Each line of the listing that contains the word "title" is to be copied.

[DATASET CONTENT]

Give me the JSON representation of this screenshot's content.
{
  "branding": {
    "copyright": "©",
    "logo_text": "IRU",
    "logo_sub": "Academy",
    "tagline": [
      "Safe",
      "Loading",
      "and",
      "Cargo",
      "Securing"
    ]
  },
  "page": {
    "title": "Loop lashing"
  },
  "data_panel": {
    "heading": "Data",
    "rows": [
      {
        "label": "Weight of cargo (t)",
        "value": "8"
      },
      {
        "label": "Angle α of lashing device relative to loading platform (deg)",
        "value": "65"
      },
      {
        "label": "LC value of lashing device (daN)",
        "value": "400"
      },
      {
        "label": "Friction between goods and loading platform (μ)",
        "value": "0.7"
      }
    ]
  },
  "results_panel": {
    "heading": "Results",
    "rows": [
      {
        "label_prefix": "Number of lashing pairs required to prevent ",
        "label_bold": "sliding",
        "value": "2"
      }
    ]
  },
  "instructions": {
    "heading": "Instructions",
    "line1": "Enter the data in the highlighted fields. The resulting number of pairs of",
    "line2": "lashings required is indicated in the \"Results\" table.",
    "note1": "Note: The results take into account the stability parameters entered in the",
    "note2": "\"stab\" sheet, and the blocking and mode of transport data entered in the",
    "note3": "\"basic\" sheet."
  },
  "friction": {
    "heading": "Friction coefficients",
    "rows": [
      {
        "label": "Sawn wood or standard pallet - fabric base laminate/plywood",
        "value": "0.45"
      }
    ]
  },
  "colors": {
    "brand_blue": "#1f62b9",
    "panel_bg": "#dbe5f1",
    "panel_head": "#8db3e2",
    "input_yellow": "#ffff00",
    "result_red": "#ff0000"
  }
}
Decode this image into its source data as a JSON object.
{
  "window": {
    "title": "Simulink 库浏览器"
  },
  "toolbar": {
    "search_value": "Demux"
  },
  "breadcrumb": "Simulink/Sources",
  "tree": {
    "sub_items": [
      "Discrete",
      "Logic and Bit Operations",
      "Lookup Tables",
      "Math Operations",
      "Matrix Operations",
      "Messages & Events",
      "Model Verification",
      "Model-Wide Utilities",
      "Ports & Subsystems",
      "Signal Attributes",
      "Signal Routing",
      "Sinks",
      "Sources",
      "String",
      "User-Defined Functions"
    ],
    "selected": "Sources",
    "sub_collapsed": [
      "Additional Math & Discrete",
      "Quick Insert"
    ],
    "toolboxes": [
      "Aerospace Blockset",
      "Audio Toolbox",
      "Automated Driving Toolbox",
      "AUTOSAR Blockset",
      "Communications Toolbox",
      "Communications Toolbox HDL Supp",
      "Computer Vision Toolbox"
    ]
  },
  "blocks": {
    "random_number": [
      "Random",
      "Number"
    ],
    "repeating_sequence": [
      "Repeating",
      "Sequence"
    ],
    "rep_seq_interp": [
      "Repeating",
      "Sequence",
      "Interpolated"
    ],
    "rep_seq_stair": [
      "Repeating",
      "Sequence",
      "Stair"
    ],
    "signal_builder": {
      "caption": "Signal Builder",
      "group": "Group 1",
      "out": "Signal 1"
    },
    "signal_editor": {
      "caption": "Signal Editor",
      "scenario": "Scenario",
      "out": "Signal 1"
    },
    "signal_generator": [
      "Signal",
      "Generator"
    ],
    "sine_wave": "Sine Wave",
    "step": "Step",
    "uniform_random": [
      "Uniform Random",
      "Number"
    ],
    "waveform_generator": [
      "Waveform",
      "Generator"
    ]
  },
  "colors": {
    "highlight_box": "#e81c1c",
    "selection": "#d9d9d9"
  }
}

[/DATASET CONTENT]
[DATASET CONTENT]

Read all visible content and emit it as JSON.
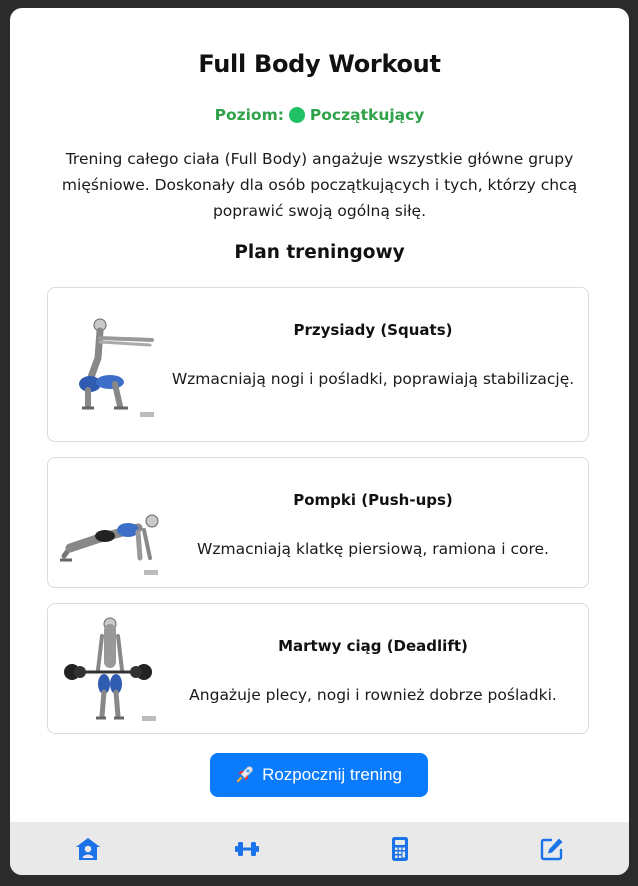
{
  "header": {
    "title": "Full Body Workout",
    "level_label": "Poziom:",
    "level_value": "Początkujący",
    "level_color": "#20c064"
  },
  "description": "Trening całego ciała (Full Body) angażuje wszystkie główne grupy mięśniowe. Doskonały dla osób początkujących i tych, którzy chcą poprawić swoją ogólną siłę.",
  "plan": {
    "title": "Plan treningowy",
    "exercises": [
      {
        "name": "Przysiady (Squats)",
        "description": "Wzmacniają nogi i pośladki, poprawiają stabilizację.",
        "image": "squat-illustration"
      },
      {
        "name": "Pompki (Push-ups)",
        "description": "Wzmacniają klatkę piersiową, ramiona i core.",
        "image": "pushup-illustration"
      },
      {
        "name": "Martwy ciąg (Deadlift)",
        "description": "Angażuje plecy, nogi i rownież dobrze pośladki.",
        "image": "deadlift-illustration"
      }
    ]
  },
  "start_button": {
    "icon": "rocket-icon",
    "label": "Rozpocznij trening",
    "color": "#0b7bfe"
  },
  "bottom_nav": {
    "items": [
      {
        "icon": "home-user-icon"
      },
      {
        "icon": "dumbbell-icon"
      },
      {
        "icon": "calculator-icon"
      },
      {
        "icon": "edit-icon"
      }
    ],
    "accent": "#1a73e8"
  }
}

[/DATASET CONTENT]

SOLUTION:
    "title": "Loop lashing"
    "title": "Simulink 库浏览器"
    "title": "Full Body Workout",
    "title": "Plan treningowy",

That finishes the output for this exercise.